Comparing These Technologies
From researching the most famous inventions of Japan and China, I’ve concluded that China does stand ahead of Japan in terms of creating new, useful technology. Although Japan has created many outstanding inventions, they don’t stand on a large scale as China’s does. China invested 8.99 trillion of yuan in tech as of 2017 and topped the local rankings. China’s economy also grew up 6.8% as reported by the country’s statistics bureau. China has used its robots (Anbots) for more serious purposes, such as identifying criminals and managing fire hazards – they’ve been created for the protection of people. Japan has the world’s third largest economy, with China ranking at 2nd. Japan has spent $3.1bn in tech, less than China. Japan’s robots are working in hotels, which is considered as more of a leisure aspect to base technology from. This may be considered as a good factor, due to the fact that it can make the lives of citizens easier. In the long term however, these technological inventions won’t be of great significance. This is because China, and potentially other nations e.g. South Korea would be leading far ahead in more major projects. Japan serves more of a luxurious service than practical, as many of Japan’s other inventions do e.g. the round keyboard. These keyboards make typing in Japanese much easier – but we already have keyboards, so technically speaking Japan has only found a quicker way to type in Japanese. This is useful for Japan as a country but cannot be applied on a global scale.
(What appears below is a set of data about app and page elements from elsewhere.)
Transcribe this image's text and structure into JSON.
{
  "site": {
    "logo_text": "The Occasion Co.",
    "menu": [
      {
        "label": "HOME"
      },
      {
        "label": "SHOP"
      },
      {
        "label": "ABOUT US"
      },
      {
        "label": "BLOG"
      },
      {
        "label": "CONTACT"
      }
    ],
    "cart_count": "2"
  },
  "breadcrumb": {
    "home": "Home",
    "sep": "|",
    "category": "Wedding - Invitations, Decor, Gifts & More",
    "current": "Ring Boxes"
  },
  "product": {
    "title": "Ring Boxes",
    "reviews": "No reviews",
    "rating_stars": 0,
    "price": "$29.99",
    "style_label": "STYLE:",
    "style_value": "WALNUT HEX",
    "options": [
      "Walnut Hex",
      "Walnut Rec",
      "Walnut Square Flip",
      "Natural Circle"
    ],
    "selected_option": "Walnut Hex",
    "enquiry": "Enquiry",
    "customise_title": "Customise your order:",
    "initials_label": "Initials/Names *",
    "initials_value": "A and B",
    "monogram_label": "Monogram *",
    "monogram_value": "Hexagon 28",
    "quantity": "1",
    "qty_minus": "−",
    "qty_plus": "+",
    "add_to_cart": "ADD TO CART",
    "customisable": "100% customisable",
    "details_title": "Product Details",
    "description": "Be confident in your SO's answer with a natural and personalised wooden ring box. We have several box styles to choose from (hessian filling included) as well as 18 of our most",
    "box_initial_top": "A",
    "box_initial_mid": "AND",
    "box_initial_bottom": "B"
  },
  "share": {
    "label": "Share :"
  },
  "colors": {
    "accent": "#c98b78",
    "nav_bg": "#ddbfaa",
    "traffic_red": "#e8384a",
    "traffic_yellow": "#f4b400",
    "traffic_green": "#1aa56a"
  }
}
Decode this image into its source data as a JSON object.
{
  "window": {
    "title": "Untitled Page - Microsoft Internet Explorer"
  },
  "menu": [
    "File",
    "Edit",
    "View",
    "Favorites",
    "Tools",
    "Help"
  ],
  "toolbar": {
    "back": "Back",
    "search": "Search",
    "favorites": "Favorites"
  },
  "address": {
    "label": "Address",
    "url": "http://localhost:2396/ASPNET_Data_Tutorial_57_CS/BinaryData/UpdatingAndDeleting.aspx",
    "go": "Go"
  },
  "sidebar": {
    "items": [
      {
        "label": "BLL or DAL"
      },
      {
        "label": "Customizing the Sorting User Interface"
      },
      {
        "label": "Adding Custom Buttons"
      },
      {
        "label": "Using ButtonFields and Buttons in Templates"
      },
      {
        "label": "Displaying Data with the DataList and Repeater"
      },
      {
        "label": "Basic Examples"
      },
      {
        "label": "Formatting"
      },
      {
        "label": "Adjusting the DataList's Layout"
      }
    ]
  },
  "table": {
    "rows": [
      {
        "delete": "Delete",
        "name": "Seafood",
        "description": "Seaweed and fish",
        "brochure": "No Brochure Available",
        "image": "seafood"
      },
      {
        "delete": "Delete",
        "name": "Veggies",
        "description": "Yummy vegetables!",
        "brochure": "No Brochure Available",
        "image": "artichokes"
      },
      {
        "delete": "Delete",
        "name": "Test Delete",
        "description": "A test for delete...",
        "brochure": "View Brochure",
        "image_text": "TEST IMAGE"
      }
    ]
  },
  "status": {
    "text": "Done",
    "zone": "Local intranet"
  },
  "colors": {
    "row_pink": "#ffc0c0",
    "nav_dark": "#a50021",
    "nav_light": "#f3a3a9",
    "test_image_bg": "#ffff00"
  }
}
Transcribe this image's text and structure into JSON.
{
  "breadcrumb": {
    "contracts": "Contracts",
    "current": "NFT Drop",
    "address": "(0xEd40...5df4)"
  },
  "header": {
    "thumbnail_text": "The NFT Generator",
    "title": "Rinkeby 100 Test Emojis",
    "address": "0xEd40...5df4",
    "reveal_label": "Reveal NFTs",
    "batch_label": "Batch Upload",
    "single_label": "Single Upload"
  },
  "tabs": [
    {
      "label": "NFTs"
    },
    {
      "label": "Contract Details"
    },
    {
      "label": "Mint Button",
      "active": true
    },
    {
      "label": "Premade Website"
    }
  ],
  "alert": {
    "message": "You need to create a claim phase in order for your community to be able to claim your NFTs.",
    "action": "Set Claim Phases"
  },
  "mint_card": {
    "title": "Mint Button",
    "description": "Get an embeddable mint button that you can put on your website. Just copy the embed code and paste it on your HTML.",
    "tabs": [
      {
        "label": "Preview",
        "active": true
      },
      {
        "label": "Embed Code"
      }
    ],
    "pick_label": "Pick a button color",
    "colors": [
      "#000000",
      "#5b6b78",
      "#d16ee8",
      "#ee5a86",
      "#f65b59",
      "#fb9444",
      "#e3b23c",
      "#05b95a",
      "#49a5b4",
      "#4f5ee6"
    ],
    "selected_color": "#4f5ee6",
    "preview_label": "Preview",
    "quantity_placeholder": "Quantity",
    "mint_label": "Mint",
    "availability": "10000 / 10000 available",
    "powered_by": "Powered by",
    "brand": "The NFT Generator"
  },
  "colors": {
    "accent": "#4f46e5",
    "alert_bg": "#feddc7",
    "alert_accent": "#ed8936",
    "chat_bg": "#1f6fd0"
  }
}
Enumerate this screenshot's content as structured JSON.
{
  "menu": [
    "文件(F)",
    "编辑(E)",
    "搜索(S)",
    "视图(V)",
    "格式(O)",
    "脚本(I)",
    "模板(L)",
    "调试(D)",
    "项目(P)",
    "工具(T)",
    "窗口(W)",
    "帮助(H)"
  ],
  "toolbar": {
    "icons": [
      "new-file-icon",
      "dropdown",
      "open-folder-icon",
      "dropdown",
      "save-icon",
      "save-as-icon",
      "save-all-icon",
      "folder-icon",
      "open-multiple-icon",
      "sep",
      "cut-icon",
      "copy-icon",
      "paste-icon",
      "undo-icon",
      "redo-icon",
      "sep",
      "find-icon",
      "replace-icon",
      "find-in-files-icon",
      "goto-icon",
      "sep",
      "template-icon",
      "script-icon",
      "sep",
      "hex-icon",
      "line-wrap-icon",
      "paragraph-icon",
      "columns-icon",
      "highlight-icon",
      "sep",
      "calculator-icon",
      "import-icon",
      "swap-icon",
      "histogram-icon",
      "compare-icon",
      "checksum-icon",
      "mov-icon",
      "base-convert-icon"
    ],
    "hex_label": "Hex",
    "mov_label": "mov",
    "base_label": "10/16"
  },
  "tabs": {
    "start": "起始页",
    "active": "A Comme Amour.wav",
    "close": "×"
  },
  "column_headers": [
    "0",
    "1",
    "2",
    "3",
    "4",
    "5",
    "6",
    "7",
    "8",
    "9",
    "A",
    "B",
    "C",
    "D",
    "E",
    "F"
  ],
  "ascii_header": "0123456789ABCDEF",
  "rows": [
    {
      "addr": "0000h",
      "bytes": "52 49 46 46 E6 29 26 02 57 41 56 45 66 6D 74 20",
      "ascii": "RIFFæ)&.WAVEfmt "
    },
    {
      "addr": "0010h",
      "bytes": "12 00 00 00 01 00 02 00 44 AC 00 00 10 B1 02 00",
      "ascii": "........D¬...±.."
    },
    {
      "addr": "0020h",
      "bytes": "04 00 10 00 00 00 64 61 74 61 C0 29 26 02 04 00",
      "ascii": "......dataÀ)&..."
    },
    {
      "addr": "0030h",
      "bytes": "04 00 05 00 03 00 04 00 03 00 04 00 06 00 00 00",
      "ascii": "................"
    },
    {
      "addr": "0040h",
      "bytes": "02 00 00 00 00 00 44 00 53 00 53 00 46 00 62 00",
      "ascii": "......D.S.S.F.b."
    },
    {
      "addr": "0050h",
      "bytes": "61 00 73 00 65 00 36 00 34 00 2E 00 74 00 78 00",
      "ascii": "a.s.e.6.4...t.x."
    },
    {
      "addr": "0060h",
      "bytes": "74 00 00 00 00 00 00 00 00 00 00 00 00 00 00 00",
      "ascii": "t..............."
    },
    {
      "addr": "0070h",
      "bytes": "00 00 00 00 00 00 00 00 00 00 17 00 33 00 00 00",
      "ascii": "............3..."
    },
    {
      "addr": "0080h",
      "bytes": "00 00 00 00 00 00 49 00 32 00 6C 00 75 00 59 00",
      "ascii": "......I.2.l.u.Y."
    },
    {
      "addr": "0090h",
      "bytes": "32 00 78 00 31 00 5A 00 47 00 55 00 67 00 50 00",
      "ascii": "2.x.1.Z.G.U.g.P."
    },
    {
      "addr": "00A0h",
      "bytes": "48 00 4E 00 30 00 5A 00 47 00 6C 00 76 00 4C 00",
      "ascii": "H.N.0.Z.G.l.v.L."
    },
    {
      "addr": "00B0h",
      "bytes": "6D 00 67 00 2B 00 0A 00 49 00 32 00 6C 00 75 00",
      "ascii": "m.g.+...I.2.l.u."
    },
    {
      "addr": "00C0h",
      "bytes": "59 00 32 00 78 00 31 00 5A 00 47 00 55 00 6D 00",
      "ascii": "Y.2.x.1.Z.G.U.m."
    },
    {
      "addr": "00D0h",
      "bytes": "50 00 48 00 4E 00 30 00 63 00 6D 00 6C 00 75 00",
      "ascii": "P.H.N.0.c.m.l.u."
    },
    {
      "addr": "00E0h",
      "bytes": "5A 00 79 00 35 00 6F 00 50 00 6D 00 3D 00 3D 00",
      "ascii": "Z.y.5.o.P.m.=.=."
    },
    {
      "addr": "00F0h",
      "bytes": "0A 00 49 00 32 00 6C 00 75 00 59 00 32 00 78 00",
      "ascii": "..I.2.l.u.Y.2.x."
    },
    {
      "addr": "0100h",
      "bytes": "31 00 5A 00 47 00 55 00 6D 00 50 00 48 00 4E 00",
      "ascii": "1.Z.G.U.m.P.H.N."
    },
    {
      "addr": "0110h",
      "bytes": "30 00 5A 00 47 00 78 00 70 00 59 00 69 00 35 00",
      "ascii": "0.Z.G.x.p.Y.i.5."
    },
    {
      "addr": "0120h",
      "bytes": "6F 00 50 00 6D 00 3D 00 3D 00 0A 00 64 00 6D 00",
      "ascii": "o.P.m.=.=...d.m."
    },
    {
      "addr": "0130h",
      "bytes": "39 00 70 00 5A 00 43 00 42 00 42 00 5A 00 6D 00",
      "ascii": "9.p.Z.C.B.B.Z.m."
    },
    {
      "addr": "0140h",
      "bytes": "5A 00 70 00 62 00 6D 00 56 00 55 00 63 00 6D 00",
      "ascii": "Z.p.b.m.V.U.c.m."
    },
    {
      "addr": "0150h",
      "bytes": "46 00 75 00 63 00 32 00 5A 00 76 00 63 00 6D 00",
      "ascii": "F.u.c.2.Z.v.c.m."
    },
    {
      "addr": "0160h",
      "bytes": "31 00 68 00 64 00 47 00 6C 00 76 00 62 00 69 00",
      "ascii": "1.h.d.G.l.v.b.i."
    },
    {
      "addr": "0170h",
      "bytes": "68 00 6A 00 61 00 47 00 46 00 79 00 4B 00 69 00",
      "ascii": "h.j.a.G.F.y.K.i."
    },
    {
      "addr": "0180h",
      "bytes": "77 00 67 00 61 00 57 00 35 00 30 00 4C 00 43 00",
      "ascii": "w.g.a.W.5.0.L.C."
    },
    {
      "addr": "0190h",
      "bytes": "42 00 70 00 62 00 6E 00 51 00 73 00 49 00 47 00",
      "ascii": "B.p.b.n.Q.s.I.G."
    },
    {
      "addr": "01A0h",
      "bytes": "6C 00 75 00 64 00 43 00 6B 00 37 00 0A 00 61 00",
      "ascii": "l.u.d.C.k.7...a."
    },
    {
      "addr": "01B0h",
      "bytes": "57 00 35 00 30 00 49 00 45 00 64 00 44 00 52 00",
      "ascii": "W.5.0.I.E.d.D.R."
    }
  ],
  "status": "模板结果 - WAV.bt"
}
On the other hand, China’s technological inventions appear as more complex; for example, the quantum satellite network which was created having Einstein’s theorem in mind. Also, China’s growth in the tech world has been developing rapidly in comparison to Japan. A state council document, issued in July last year, predicted that China would be known as the world’s prominent practitioner of artificial intelligence in the next 12 years – both in application and research. China plans to add more than 50 million new urban jobs in 2016-2020. In Japan, for every 100 people looking, there are 110 jobs on ever. This has been the best ratio in 20 years.
After analysing the statistics and technological inventions in both countries; I conclude that China is more technologically advanced than Japan, because as observed Japan’s technology doesn’t give a lot of scope for revolutionary development. The remaining question lies; will China be able to maintain its super-tech position on a global scale, or will the USA still dominate at top?
Japan stands slightly below China in technology, however they are both emerging technological superpowers. China and the USA compete constantly, and recently (as of June 25th, 2018) the USA over took China by introducing a new supercomputer to the world.
Japan is in need of catching up to China, and for now the race is between the USA and China.